Small unmanned systems find growing security role
- Last Updated: Thursday, 21 April 2016 14:23
These days drones get all the media attention, but in fact these unpiloted aircraft are just the tip of the unmanned iceberg.
In homeland security, unmanned technologies are sniffing out bombs, analyzing chemical spills, scouting undersea mines and serving as the advance eyes of first-responder teams.
They’re getting smaller, too, more lightweight and more maneuverable. That’s making it easier to bring unmanned technology onto the scene of an incident and to assess situations that might be too hazardous for a first responder to explore.
Take, for instance, the smuggling tunnels that have long vexed the border patrol. Crawling through a dark narrow pipe to investigate these tunnels is daunting and dangerous, and while robots have helped in the past, the newest versions take unmanned exploration to a new level.
“They are definitely lighter, approximately 18 pounds,” said Border Patrol Agent Bryan Flowers in Tucson. “They have gotten more compact and that makes them a lot more useful.”

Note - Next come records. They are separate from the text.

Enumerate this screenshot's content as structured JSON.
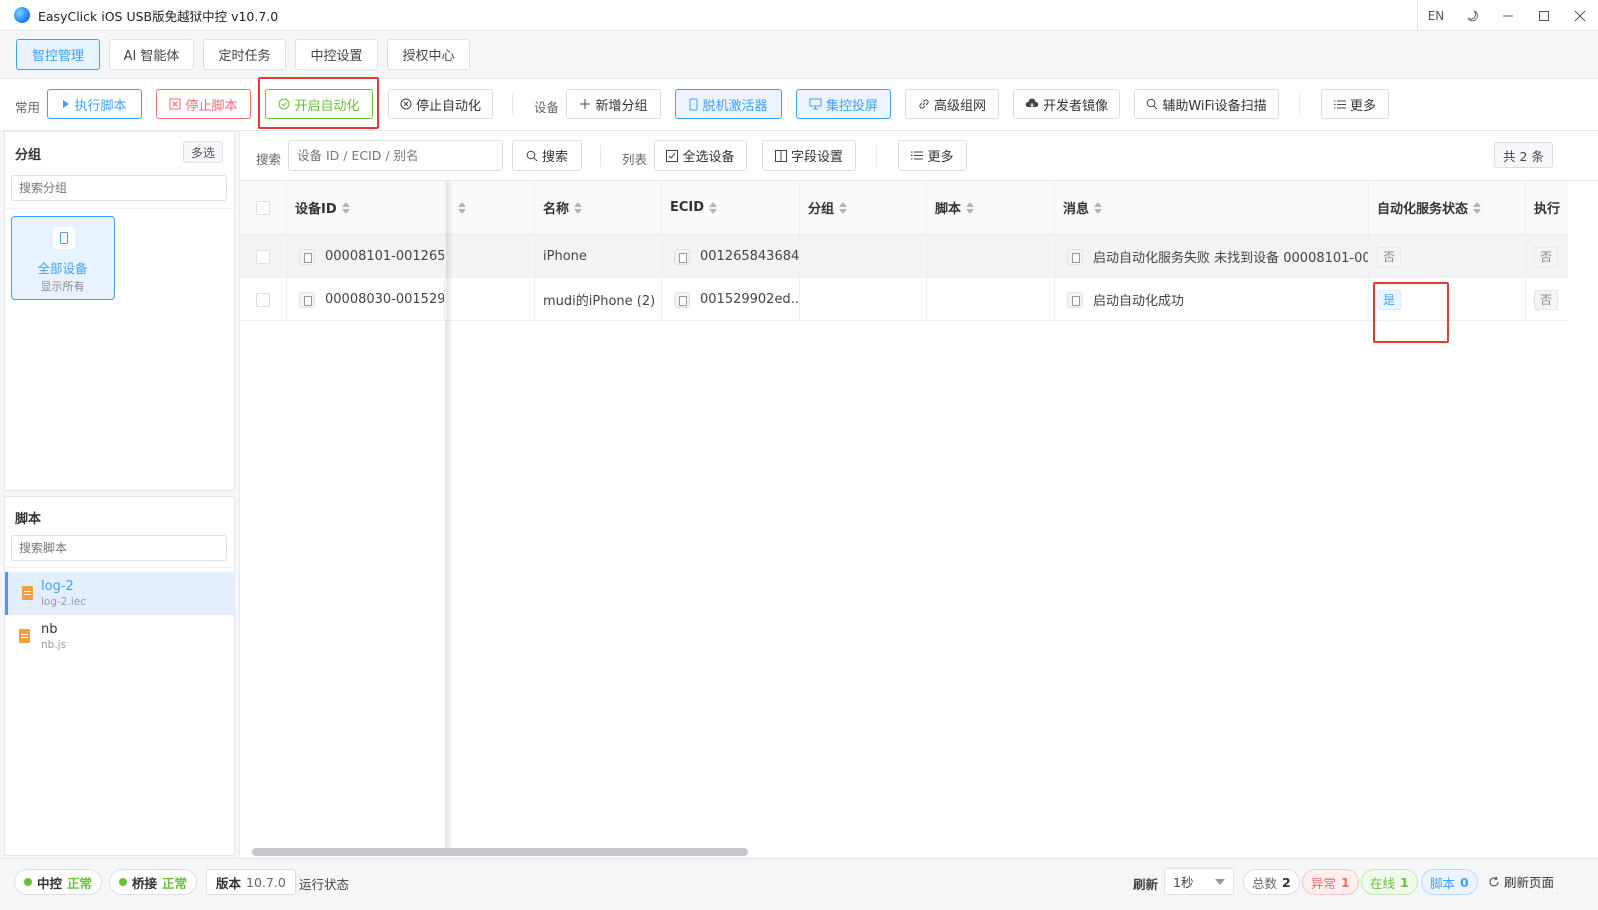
{
  "window": {
    "title": "EasyClick iOS USB版免越狱中控 v10.7.0",
    "lang_button": "EN"
  },
  "top_tabs": [
    {
      "label": "智控管理",
      "active": true
    },
    {
      "label": "AI 智能体",
      "active": false
    },
    {
      "label": "定时任务",
      "active": false
    },
    {
      "label": "中控设置",
      "active": false
    },
    {
      "label": "授权中心",
      "active": false
    }
  ],
  "toolbar": {
    "common_label": "常用",
    "run_script": "执行脚本",
    "stop_script": "停止脚本",
    "start_automation": "开启自动化",
    "stop_automation": "停止自动化",
    "device_label": "设备",
    "add_group": "新增分组",
    "offline_activator": "脱机激活器",
    "group_screen": "集控投屏",
    "advanced_network": "高级组网",
    "developer_image": "开发者镜像",
    "wifi_scan": "辅助WiFi设备扫描",
    "more": "更多"
  },
  "groups_panel": {
    "title": "分组",
    "multi_select": "多选",
    "search_placeholder": "搜索分组",
    "all_devices_label": "全部设备",
    "all_devices_sub": "显示所有"
  },
  "scripts_panel": {
    "title": "脚本",
    "search_placeholder": "搜索脚本",
    "items": [
      {
        "name": "log-2",
        "file": "log-2.iec",
        "active": true
      },
      {
        "name": "nb",
        "file": "nb.js",
        "active": false
      }
    ]
  },
  "main_bar": {
    "search_label": "搜索",
    "search_placeholder": "设备 ID / ECID / 别名",
    "search_button": "搜索",
    "list_label": "列表",
    "select_all": "全选设备",
    "field_settings": "字段设置",
    "more": "更多",
    "total": "共 2 条"
  },
  "table": {
    "columns": [
      "设备ID",
      "名称",
      "ECID",
      "分组",
      "脚本",
      "消息",
      "自动化服务状态",
      "执行"
    ],
    "rows": [
      {
        "device_id": "00008101-001265...",
        "name": "iPhone",
        "ecid": "001265843684...",
        "group": "",
        "script": "",
        "message": "启动自动化服务失败 未找到设备 00008101-00...",
        "automation_status": "否",
        "exec": "否"
      },
      {
        "device_id": "00008030-001529...",
        "name": "mudi的iPhone (2)",
        "ecid": "001529902ed...",
        "group": "",
        "script": "",
        "message": "启动自动化成功",
        "automation_status": "是",
        "exec": "否"
      }
    ]
  },
  "statusbar": {
    "center_label": "中控",
    "center_status": "正常",
    "bridge_label": "桥接",
    "bridge_status": "正常",
    "version_label": "版本",
    "version_value": "10.7.0",
    "run_status": "运行状态",
    "refresh_label": "刷新",
    "refresh_value": "1秒",
    "total_label": "总数",
    "total_value": "2",
    "error_label": "异常",
    "error_value": "1",
    "online_label": "在线",
    "online_value": "1",
    "script_label": "脚本",
    "script_value": "0",
    "refresh_page": "刷新页面"
  },
  "colors": {
    "accent": "#409eff",
    "danger": "#f56c6c",
    "success": "#67c23a",
    "highlight_box": "#e53935"
  }
}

Customs and Border Protection has three robots sniffing tunnels in the Tucson sector. “It provides our agents with better situational awareness. If there are armed smugglers in there, if there are any narcotics in there, we want to know that before we go in there,” Flowers said.
The scaling down of unmanned devices has been dramatic, said Jake Deuel, a manager with Sandia National Laboratories. That lab, along with Los Alamos National Laboratory, runs an annual Robot Rodeo to test operators’ ability to maneuver the latest unmanned machines. While the biggest ground vehicles may still weigh in at 600 pounds, the smallest throwable devices weigh just five pounds.

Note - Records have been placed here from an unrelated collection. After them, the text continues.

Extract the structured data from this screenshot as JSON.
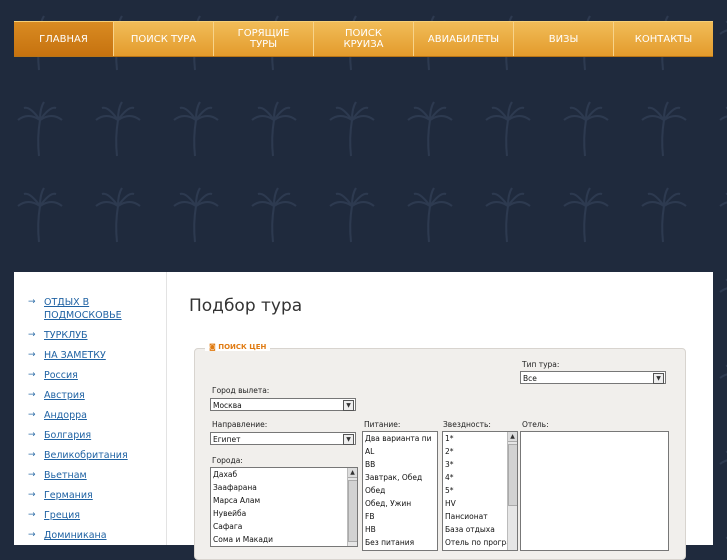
{
  "nav": {
    "items": [
      {
        "label": "ГЛАВНАЯ",
        "active": true
      },
      {
        "label": "ПОИСК ТУРА"
      },
      {
        "label": "ГОРЯЩИЕ\nТУРЫ"
      },
      {
        "label": "ПОИСК\nКРУИЗА"
      },
      {
        "label": "АВИАБИЛЕТЫ"
      },
      {
        "label": "ВИЗЫ"
      },
      {
        "label": "КОНТАКТЫ"
      }
    ]
  },
  "sidebar": {
    "items": [
      "ОТДЫХ В ПОДМОСКОВЬЕ",
      "ТУРКЛУБ",
      "НА ЗАМЕТКУ",
      "Россия",
      "Австрия",
      "Андорра",
      "Болгария",
      "Великобритания",
      "Вьетнам",
      "Германия",
      "Греция",
      "Доминикана"
    ]
  },
  "main": {
    "title": "Подбор тура",
    "search": {
      "legend": "ПОИСК ЦЕН",
      "tour_type_label": "Тип тура:",
      "tour_type_value": "Все",
      "departure_label": "Город вылета:",
      "departure_value": "Москва",
      "direction_label": "Направление:",
      "direction_value": "Египет",
      "cities_label": "Города:",
      "cities": [
        "Дахаб",
        "Заафарана",
        "Марса Алам",
        "Нувейба",
        "Сафага",
        "Сома и Макади"
      ],
      "meal_label": "Питание:",
      "meals": [
        "Два варианта пи",
        "AL",
        "BB",
        "Завтрак, Обед",
        "Обед",
        "Обед, Ужин",
        "FB",
        "HB",
        "Без питания"
      ],
      "stars_label": "Звездность:",
      "stars": [
        "1*",
        "2*",
        "3*",
        "4*",
        "5*",
        "HV",
        "Пансионат",
        "База отдыха",
        "Отель по програ"
      ],
      "hotel_label": "Отель:"
    }
  },
  "colors": {
    "background": "#1f2a3d",
    "nav_orange": "#e3a23a",
    "nav_active": "#c6720f",
    "link": "#1f62a3",
    "legend": "#e07b12"
  }
}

“With these smaller ones, you can actually drive them in under a car to inspect what is down there, without sending in a person or having to pick up the whole car,” Deuel said.
All numbers point to a growing demand for unmanned technology on land, air and sea. In 2010 Jane’s DS Forecast predicted an $8.6 billion market for unmanned ground vehicles for the period 2010 through 2019. That number has held steady: The most recent report from MarketsandMarkets predicts an $8.26 billion market by 2020, up from $1.51 billion in 2014.

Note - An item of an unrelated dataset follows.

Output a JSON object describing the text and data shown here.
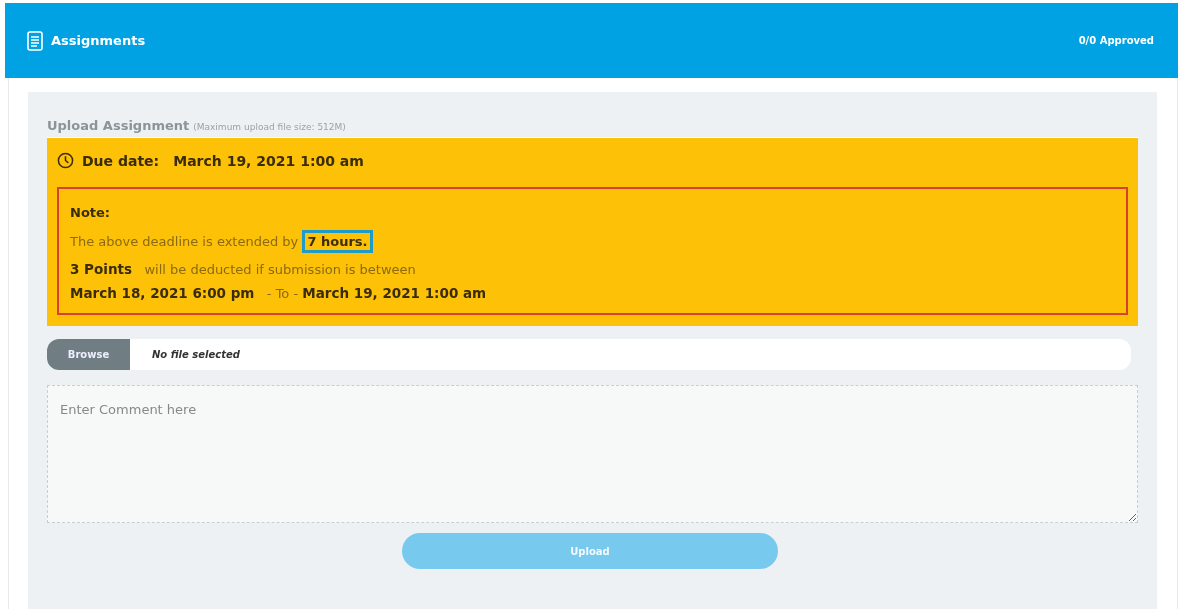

On the nautical side, Market Info Group predicts a global market of $11 billion for unmanned maritime systems by 2020. Unmanned aerial vehicles will continue to show dramatic growth according to Teal Group’s 2013 market study, which estimates UAV spending will more than double over the next decade, from $5.2 billion annually to $11.6 billion.
It’s easy to envision a range of homeland security uses for unmanned vehicles, especially the smaller machines that have become increasingly available.
Industry leader iRobot has developed tools that will climb stairs and lift up to 15 pounds, serving as forward-looking assets in urban situations where elevators have gone out. Tactical teams can use them to deploy thermal cameras, biological and radiation sensors, chemical sniffers and a range of other detectors.
“Those sensors have gotten smaller, the interfaces have gotten easier to integrate. We don’t need a really large platform anymore to have a whole host of sensors,” said Tom Phelps, director of robotics products for iRobot North America.
Unmanned tools have also gotten more nimble. Take, for instance, Bluefin Robotics’s Hovering Autonomous Underwater Vehicle. Rather than skirt along a ship’s hull the way a submarine might, this “hovering” vehicle can hold in place to search for underwater bombs and other hazards, CEO David Kelly said. It’s safer and less time consuming than having divers paddling around in a moving sea with poor light conditions.
Looking ahead, homeland security robots will likely focus on the pilot side. “You want to have a single user who can be the robot expert, versus having three different experts controlling the robots and potentially having communications challenges,” Phelps said. “It’s all about giving the first responders greater control over the robots they have.”■